• EXERCISE GOAL:
Find the line containing "Read all visible content and emit it as JSON." in the entries below. Reproduce that line and each one after it to the end, exactly, with no other lines.

• LISTED ENTRIES:
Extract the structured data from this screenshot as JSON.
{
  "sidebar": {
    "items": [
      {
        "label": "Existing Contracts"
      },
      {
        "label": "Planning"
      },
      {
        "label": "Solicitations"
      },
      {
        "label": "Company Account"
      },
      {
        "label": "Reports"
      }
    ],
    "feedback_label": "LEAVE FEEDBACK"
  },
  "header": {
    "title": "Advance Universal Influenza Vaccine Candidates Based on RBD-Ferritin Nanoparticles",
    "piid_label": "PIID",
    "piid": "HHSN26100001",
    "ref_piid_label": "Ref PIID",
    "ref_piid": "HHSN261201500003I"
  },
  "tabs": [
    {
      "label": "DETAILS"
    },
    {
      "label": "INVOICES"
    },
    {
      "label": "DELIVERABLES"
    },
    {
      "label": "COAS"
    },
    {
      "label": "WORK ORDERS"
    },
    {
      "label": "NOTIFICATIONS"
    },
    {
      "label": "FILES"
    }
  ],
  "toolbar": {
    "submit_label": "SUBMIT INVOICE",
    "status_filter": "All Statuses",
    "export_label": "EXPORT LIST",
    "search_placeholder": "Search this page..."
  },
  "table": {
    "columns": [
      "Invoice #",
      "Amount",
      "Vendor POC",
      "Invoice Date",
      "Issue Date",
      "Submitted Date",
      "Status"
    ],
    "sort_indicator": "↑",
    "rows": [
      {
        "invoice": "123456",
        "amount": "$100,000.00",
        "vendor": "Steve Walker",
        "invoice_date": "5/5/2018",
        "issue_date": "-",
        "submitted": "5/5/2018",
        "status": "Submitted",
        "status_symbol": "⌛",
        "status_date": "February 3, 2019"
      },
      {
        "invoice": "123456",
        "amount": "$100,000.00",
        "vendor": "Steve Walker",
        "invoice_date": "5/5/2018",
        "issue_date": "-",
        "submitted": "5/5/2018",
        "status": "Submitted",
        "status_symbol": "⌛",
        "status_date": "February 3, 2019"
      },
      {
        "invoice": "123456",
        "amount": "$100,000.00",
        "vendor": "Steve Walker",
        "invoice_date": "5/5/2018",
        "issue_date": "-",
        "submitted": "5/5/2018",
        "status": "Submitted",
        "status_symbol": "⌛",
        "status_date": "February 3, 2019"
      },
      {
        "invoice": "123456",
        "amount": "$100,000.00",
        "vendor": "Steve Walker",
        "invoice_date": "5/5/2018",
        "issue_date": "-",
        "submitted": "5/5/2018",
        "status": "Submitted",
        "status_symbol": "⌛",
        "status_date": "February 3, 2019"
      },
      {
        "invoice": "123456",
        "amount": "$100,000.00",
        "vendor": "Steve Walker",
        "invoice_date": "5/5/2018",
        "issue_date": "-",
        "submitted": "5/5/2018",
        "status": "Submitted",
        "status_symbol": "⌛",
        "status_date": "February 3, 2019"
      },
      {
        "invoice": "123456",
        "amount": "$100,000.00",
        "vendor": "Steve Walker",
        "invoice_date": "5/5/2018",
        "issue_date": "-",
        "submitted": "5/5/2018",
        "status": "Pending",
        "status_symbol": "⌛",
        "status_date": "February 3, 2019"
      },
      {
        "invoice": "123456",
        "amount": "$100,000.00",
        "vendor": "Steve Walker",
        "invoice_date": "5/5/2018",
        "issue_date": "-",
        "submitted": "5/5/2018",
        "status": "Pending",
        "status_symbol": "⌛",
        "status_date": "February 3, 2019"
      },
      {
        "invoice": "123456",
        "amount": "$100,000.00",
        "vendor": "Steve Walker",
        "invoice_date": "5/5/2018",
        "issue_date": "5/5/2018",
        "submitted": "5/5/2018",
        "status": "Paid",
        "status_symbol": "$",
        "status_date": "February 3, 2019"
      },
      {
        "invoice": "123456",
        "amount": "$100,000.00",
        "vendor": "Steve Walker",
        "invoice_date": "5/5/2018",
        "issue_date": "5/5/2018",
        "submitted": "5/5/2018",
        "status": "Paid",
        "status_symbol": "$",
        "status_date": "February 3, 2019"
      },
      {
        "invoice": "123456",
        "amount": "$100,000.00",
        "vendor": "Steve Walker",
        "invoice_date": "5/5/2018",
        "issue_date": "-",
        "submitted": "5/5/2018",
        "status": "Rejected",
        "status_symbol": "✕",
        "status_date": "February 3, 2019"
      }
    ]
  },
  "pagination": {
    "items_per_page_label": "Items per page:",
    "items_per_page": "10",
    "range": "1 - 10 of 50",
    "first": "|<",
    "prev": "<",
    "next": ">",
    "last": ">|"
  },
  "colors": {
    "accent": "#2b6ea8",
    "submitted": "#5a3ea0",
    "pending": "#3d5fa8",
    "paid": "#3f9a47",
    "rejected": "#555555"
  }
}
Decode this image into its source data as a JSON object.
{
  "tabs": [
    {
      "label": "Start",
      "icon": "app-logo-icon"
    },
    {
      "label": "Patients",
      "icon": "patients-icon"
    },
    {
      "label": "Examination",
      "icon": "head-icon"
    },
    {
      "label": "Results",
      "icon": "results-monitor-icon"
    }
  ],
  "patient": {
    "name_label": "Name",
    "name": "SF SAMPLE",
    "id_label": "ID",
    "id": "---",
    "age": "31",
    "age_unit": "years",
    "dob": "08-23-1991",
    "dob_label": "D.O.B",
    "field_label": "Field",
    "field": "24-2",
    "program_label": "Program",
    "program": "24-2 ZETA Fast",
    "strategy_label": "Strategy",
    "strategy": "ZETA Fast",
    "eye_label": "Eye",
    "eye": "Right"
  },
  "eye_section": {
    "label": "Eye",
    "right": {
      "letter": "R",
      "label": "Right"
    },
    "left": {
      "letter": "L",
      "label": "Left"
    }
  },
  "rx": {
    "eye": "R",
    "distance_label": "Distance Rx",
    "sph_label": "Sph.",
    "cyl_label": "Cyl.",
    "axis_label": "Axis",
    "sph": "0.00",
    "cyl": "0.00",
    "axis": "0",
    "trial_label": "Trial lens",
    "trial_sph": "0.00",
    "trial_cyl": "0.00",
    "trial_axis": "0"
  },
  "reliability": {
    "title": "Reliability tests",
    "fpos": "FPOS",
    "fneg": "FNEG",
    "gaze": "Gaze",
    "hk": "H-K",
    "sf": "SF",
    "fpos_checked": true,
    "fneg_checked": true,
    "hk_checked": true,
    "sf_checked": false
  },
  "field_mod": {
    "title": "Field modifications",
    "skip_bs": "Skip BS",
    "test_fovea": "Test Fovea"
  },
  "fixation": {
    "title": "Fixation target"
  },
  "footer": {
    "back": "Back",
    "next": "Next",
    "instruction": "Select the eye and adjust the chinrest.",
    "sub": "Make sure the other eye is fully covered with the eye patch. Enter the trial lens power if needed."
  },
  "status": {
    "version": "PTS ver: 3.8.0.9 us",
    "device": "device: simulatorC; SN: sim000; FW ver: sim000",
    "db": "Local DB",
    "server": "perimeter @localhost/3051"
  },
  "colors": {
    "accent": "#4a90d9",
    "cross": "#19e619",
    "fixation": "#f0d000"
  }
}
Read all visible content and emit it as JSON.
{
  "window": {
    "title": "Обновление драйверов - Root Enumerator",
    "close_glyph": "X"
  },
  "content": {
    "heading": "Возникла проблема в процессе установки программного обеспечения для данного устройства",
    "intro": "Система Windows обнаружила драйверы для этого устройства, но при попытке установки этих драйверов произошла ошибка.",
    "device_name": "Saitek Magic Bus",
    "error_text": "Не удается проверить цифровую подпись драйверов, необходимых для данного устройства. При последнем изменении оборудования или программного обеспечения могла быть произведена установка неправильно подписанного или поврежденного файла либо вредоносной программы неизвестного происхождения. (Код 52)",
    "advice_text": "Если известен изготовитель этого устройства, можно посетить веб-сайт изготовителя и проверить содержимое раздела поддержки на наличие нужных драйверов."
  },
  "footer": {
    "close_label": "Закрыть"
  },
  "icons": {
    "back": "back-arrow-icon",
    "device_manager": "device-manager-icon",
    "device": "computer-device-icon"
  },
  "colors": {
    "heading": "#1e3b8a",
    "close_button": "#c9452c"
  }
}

• EXPECTED ANSWER:
Read all visible content and emit it as JSON.
{
  "window": {
    "title": "Обновление драйверов - Root Enumerator",
    "close_glyph": "X"
  },
  "content": {
    "heading": "Возникла проблема в процессе установки программного обеспечения для данного устройства",
    "intro": "Система Windows обнаружила драйверы для этого устройства, но при попытке установки этих драйверов произошла ошибка.",
    "device_name": "Saitek Magic Bus",
    "error_text": "Не удается проверить цифровую подпись драйверов, необходимых для данного устройства. При последнем изменении оборудования или программного обеспечения могла быть произведена установка неправильно подписанного или поврежденного файла либо вредоносной программы неизвестного происхождения. (Код 52)",
    "advice_text": "Если известен изготовитель этого устройства, можно посетить веб-сайт изготовителя и проверить содержимое раздела поддержки на наличие нужных драйверов."
  },
  "footer": {
    "close_label": "Закрыть"
  },
  "icons": {
    "back": "back-arrow-icon",
    "device_manager": "device-manager-icon",
    "device": "computer-device-icon"
  },
  "colors": {
    "heading": "#1e3b8a",
    "close_button": "#c9452c"
  }
}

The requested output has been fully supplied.